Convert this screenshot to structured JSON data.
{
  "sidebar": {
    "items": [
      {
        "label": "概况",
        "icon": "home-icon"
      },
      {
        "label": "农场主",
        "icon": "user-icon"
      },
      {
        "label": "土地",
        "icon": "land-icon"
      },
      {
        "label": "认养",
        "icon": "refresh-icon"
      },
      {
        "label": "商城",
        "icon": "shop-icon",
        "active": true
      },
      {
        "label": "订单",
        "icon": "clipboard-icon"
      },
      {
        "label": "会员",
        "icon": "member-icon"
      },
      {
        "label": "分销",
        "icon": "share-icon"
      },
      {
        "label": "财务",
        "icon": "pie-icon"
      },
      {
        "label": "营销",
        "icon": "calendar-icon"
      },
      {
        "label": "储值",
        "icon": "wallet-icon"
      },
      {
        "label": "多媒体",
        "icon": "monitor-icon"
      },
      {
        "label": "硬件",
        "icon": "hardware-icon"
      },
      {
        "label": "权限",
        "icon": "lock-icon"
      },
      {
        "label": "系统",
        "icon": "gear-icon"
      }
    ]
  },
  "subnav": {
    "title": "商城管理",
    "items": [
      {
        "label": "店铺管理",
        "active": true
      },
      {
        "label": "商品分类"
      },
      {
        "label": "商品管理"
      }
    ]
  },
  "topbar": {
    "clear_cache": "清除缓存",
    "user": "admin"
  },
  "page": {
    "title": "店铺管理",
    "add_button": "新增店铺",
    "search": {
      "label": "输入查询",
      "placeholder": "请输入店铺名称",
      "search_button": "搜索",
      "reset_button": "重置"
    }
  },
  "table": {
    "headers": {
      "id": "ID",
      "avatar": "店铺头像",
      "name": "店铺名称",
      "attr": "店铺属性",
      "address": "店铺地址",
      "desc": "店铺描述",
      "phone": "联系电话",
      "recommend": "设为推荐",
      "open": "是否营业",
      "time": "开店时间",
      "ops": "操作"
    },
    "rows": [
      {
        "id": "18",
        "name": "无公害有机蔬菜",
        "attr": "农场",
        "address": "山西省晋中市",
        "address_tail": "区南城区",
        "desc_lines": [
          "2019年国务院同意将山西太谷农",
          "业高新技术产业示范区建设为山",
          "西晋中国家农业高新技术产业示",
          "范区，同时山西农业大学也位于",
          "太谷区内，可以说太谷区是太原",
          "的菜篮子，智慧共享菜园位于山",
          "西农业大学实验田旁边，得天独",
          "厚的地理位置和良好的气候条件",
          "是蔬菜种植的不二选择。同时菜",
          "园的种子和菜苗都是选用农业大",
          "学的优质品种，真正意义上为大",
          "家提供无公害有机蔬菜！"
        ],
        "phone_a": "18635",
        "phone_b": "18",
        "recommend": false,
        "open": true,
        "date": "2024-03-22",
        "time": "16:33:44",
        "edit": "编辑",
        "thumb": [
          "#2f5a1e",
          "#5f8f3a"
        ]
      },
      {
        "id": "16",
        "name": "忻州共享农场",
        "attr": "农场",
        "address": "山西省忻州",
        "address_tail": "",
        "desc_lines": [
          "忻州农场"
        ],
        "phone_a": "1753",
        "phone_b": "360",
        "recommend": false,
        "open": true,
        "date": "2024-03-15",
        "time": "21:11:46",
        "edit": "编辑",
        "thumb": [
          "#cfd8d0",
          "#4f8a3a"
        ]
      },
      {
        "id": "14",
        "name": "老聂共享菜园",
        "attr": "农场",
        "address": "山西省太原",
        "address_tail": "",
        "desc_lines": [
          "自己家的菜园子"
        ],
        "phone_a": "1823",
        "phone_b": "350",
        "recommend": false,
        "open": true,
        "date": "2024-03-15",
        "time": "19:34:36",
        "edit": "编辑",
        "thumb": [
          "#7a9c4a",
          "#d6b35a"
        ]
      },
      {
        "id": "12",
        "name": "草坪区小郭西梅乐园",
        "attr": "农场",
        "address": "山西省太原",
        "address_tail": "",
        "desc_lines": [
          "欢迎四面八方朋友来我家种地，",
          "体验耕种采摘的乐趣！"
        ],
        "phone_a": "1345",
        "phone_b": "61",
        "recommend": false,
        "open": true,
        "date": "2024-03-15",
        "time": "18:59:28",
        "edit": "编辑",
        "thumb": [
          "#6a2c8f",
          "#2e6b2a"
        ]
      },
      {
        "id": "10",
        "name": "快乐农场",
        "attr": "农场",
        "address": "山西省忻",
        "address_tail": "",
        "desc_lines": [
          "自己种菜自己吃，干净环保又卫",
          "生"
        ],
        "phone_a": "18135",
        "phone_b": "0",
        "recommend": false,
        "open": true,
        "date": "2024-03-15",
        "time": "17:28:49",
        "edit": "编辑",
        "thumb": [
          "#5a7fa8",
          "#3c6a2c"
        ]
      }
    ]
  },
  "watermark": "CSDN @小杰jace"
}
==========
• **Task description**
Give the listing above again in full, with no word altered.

• **Output below**
Convert this screenshot to structured JSON data.
{
  "sidebar": {
    "items": [
      {
        "label": "概况",
        "icon": "home-icon"
      },
      {
        "label": "农场主",
        "icon": "user-icon"
      },
      {
        "label": "土地",
        "icon": "land-icon"
      },
      {
        "label": "认养",
        "icon": "refresh-icon"
      },
      {
        "label": "商城",
        "icon": "shop-icon",
        "active": true
      },
      {
        "label": "订单",
        "icon": "clipboard-icon"
      },
      {
        "label": "会员",
        "icon": "member-icon"
      },
      {
        "label": "分销",
        "icon": "share-icon"
      },
      {
        "label": "财务",
        "icon": "pie-icon"
      },
      {
        "label": "营销",
        "icon": "calendar-icon"
      },
      {
        "label": "储值",
        "icon": "wallet-icon"
      },
      {
        "label": "多媒体",
        "icon": "monitor-icon"
      },
      {
        "label": "硬件",
        "icon": "hardware-icon"
      },
      {
        "label": "权限",
        "icon": "lock-icon"
      },
      {
        "label": "系统",
        "icon": "gear-icon"
      }
    ]
  },
  "subnav": {
    "title": "商城管理",
    "items": [
      {
        "label": "店铺管理",
        "active": true
      },
      {
        "label": "商品分类"
      },
      {
        "label": "商品管理"
      }
    ]
  },
  "topbar": {
    "clear_cache": "清除缓存",
    "user": "admin"
  },
  "page": {
    "title": "店铺管理",
    "add_button": "新增店铺",
    "search": {
      "label": "输入查询",
      "placeholder": "请输入店铺名称",
      "search_button": "搜索",
      "reset_button": "重置"
    }
  },
  "table": {
    "headers": {
      "id": "ID",
      "avatar": "店铺头像",
      "name": "店铺名称",
      "attr": "店铺属性",
      "address": "店铺地址",
      "desc": "店铺描述",
      "phone": "联系电话",
      "recommend": "设为推荐",
      "open": "是否营业",
      "time": "开店时间",
      "ops": "操作"
    },
    "rows": [
      {
        "id": "18",
        "name": "无公害有机蔬菜",
        "attr": "农场",
        "address": "山西省晋中市",
        "address_tail": "区南城区",
        "desc_lines": [
          "2019年国务院同意将山西太谷农",
          "业高新技术产业示范区建设为山",
          "西晋中国家农业高新技术产业示",
          "范区，同时山西农业大学也位于",
          "太谷区内，可以说太谷区是太原",
          "的菜篮子，智慧共享菜园位于山",
          "西农业大学实验田旁边，得天独",
          "厚的地理位置和良好的气候条件",
          "是蔬菜种植的不二选择。同时菜",
          "园的种子和菜苗都是选用农业大",
          "学的优质品种，真正意义上为大",
          "家提供无公害有机蔬菜！"
        ],
        "phone_a": "18635",
        "phone_b": "18",
        "recommend": false,
        "open": true,
        "date": "2024-03-22",
        "time": "16:33:44",
        "edit": "编辑",
        "thumb": [
          "#2f5a1e",
          "#5f8f3a"
        ]
      },
      {
        "id": "16",
        "name": "忻州共享农场",
        "attr": "农场",
        "address": "山西省忻州",
        "address_tail": "",
        "desc_lines": [
          "忻州农场"
        ],
        "phone_a": "1753",
        "phone_b": "360",
        "recommend": false,
        "open": true,
        "date": "2024-03-15",
        "time": "21:11:46",
        "edit": "编辑",
        "thumb": [
          "#cfd8d0",
          "#4f8a3a"
        ]
      },
      {
        "id": "14",
        "name": "老聂共享菜园",
        "attr": "农场",
        "address": "山西省太原",
        "address_tail": "",
        "desc_lines": [
          "自己家的菜园子"
        ],
        "phone_a": "1823",
        "phone_b": "350",
        "recommend": false,
        "open": true,
        "date": "2024-03-15",
        "time": "19:34:36",
        "edit": "编辑",
        "thumb": [
          "#7a9c4a",
          "#d6b35a"
        ]
      },
      {
        "id": "12",
        "name": "草坪区小郭西梅乐园",
        "attr": "农场",
        "address": "山西省太原",
        "address_tail": "",
        "desc_lines": [
          "欢迎四面八方朋友来我家种地，",
          "体验耕种采摘的乐趣！"
        ],
        "phone_a": "1345",
        "phone_b": "61",
        "recommend": false,
        "open": true,
        "date": "2024-03-15",
        "time": "18:59:28",
        "edit": "编辑",
        "thumb": [
          "#6a2c8f",
          "#2e6b2a"
        ]
      },
      {
        "id": "10",
        "name": "快乐农场",
        "attr": "农场",
        "address": "山西省忻",
        "address_tail": "",
        "desc_lines": [
          "自己种菜自己吃，干净环保又卫",
          "生"
        ],
        "phone_a": "18135",
        "phone_b": "0",
        "recommend": false,
        "open": true,
        "date": "2024-03-15",
        "time": "17:28:49",
        "edit": "编辑",
        "thumb": [
          "#5a7fa8",
          "#3c6a2c"
        ]
      }
    ]
  },
  "watermark": "CSDN @小杰jace"
}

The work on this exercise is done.